JAKARTA, Indonesia: Indonesia has identified the suspected location of an overcrowded passenger ferry that sank last week in a deep volcanic crater lake but will need international help to recover the wreckage, the chief of the national search and rescue agency said Monday.
The ferry had some 200 people on board, about five times over capacity, but only 18 people including the boat’s captain survived the sinking in rough weather June 17 on Lake Toba.
The rescue agency said in a statement Sunday an object that was possibly the ferry was at a depth of 490 meters (1,607 feet). Few bodies have been recovered and officials have said many of the dead are likely trapped inside the vessel.
Syaugi, who uses one name, said in a television interview that Indonesia needs international help to recover the wreckage.
Sonar equipment from Indonesia’s navy was deployed on Friday. Divers could reach depths of only 50 meters (164 feet) in the lake’s cold and dark waters.
Anguished relatives have criticized the search effort but Syaugi denied it, saying there had been an “all out” effort.
“We will do our best to salvage this wreck,” he said. “Because we do not have robots, we are trying to find from other countries, but most of them have tools to lift a vessel from just 100 meters depth and the wreck must be cut first.”
“For us, the most important thing is to get as many victims as possible,” Syaugi said.
Ferry tragedies are common in Indonesia, an archipelago of more than 17,000 islands, with weak enforcement of safety regulations often to blame.

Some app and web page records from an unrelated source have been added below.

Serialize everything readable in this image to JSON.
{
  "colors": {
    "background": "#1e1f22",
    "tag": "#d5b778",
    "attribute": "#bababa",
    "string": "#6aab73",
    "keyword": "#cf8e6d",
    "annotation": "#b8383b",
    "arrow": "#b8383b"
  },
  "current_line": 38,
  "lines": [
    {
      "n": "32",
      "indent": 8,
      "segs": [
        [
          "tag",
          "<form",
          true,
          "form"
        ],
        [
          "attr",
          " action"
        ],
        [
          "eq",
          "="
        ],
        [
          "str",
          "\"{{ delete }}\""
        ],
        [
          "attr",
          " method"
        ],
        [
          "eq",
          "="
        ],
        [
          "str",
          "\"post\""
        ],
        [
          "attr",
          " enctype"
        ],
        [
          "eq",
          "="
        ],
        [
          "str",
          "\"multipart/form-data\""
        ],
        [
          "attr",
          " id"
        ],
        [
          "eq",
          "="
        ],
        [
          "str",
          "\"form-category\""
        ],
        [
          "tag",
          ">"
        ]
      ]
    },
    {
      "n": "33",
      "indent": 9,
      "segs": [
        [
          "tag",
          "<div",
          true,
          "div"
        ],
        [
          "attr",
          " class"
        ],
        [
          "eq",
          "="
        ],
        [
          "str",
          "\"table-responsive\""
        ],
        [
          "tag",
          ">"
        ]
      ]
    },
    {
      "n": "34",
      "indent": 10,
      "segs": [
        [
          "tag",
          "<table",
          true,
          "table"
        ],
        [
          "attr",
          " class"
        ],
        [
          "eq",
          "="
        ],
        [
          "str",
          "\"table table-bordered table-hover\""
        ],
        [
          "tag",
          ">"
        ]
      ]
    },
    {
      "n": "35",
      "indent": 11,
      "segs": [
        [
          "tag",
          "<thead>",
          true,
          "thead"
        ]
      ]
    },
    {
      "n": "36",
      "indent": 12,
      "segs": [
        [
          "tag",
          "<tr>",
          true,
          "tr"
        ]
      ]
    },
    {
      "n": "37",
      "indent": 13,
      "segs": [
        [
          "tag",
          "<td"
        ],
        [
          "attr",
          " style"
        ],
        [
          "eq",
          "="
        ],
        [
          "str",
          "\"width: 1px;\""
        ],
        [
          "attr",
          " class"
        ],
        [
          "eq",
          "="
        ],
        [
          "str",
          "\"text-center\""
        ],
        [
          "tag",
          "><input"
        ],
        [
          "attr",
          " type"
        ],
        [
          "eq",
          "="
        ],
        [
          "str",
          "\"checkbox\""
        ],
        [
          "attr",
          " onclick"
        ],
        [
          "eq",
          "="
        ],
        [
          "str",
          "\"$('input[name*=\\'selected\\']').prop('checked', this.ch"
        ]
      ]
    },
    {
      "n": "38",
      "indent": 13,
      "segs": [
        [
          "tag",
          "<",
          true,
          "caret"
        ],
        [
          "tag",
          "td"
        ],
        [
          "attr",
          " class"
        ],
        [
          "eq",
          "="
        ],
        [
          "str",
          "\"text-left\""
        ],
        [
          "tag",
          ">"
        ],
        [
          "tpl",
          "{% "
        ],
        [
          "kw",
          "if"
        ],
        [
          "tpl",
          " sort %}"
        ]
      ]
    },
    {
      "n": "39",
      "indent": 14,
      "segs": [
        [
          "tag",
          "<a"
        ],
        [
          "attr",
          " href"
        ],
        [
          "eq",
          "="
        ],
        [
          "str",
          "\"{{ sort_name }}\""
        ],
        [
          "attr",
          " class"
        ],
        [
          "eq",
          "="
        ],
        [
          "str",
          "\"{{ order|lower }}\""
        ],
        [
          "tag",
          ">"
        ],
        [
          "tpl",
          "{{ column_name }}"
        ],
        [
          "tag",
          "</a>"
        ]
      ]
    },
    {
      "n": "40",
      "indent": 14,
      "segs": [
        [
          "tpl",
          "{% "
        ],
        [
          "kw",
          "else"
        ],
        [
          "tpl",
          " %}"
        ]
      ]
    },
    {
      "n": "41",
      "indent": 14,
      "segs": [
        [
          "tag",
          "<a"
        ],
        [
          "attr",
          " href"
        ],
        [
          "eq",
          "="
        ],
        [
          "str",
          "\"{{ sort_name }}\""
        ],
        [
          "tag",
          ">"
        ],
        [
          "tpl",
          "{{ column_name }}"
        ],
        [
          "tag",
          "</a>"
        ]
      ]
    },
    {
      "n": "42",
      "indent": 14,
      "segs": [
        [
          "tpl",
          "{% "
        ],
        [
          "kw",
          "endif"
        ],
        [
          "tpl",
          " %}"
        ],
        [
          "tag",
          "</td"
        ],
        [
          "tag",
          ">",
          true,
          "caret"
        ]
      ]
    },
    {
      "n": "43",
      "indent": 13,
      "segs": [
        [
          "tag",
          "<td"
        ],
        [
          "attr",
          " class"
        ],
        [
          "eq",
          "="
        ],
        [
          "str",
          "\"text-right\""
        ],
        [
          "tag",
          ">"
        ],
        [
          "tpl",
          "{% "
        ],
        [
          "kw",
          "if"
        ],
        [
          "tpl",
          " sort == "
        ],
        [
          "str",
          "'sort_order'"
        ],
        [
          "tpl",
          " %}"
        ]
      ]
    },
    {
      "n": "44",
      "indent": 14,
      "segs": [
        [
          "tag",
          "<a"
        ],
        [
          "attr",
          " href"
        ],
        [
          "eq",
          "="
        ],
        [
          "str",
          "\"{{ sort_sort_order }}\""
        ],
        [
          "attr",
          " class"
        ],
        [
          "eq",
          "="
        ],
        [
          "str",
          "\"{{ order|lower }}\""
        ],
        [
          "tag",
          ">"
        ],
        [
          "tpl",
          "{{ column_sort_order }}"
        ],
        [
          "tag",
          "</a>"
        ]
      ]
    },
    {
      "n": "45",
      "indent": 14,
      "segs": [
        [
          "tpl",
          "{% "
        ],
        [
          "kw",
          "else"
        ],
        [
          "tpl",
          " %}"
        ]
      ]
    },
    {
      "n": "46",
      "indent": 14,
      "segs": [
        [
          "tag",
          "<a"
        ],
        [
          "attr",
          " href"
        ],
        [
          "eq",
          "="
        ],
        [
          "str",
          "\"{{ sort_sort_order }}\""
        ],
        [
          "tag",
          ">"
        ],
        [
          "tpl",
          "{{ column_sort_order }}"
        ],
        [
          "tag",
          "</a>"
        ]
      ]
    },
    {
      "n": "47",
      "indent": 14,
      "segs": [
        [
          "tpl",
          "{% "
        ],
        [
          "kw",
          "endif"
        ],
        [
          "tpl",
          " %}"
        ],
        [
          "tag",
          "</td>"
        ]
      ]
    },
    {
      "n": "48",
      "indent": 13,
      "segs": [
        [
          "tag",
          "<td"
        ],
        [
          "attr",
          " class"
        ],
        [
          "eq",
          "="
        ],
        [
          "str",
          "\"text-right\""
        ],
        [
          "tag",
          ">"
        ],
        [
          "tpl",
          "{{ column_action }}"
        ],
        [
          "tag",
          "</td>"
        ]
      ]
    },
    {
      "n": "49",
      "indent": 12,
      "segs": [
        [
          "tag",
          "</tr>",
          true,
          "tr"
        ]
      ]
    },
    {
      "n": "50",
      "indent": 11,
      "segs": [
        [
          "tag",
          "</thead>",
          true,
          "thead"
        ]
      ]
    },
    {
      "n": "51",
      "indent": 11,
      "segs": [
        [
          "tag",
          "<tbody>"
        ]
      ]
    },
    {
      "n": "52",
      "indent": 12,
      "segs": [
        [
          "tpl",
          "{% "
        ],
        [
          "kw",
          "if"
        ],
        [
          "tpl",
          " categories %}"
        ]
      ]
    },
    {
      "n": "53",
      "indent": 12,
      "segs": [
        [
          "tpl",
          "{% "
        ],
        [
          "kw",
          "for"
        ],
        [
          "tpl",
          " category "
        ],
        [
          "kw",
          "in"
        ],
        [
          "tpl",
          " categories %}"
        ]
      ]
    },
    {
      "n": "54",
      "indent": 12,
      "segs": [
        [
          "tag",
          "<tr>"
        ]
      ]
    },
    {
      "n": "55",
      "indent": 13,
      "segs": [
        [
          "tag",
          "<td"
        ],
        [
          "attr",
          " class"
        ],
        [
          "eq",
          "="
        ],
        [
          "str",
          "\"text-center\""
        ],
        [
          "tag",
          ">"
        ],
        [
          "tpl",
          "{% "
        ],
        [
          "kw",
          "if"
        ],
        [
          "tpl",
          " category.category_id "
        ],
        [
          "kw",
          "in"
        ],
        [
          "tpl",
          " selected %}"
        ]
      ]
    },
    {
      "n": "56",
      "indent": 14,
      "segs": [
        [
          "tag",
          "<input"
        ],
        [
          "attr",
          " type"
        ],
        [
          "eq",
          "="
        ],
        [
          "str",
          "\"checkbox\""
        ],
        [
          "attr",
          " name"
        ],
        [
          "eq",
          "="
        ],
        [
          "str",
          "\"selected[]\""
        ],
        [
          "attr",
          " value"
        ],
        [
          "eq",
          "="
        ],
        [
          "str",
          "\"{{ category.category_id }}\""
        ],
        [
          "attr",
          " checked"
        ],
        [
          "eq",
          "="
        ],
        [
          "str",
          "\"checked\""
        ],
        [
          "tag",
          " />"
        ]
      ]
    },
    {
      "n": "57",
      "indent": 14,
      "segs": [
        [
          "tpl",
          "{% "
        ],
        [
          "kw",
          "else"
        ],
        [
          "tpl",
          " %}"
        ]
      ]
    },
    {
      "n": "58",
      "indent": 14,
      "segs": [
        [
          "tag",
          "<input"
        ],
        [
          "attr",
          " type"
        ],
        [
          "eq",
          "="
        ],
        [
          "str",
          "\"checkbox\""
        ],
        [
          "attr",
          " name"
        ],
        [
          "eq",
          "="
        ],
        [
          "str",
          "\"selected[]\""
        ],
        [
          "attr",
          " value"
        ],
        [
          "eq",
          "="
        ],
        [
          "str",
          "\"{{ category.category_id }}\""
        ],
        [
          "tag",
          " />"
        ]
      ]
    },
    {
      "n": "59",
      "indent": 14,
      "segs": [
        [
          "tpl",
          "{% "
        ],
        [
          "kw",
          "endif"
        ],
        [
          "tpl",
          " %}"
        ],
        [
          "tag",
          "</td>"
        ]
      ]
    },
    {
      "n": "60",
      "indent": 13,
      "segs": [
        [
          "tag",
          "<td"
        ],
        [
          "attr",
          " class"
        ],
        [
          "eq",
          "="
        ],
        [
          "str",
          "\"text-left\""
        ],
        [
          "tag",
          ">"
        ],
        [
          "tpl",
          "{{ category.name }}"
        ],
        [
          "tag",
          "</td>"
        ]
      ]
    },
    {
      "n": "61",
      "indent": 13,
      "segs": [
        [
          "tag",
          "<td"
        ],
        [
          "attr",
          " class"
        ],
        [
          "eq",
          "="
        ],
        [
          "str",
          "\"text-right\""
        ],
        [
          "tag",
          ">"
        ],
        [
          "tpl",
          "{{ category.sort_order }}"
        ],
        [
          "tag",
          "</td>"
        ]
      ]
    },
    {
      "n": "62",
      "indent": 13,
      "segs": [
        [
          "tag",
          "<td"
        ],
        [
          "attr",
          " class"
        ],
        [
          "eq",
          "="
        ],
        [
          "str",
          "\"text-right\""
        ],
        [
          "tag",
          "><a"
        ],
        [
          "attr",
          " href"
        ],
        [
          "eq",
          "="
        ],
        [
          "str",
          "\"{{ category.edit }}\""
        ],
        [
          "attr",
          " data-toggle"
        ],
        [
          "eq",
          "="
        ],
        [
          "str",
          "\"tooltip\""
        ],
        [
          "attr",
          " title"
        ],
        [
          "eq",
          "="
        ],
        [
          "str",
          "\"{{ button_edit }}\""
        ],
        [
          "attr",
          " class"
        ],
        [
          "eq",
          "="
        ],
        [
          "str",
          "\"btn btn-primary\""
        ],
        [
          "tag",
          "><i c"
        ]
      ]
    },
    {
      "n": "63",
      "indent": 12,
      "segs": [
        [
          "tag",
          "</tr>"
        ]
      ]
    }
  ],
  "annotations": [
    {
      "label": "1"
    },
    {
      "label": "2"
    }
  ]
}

Lake Toba, formed out of an ancient super volcano, is a popular sightseeing destination on the island of Sumatra and among the destinations that Indonesia’s government is promoting as a magnet for domestic and foreign tourists.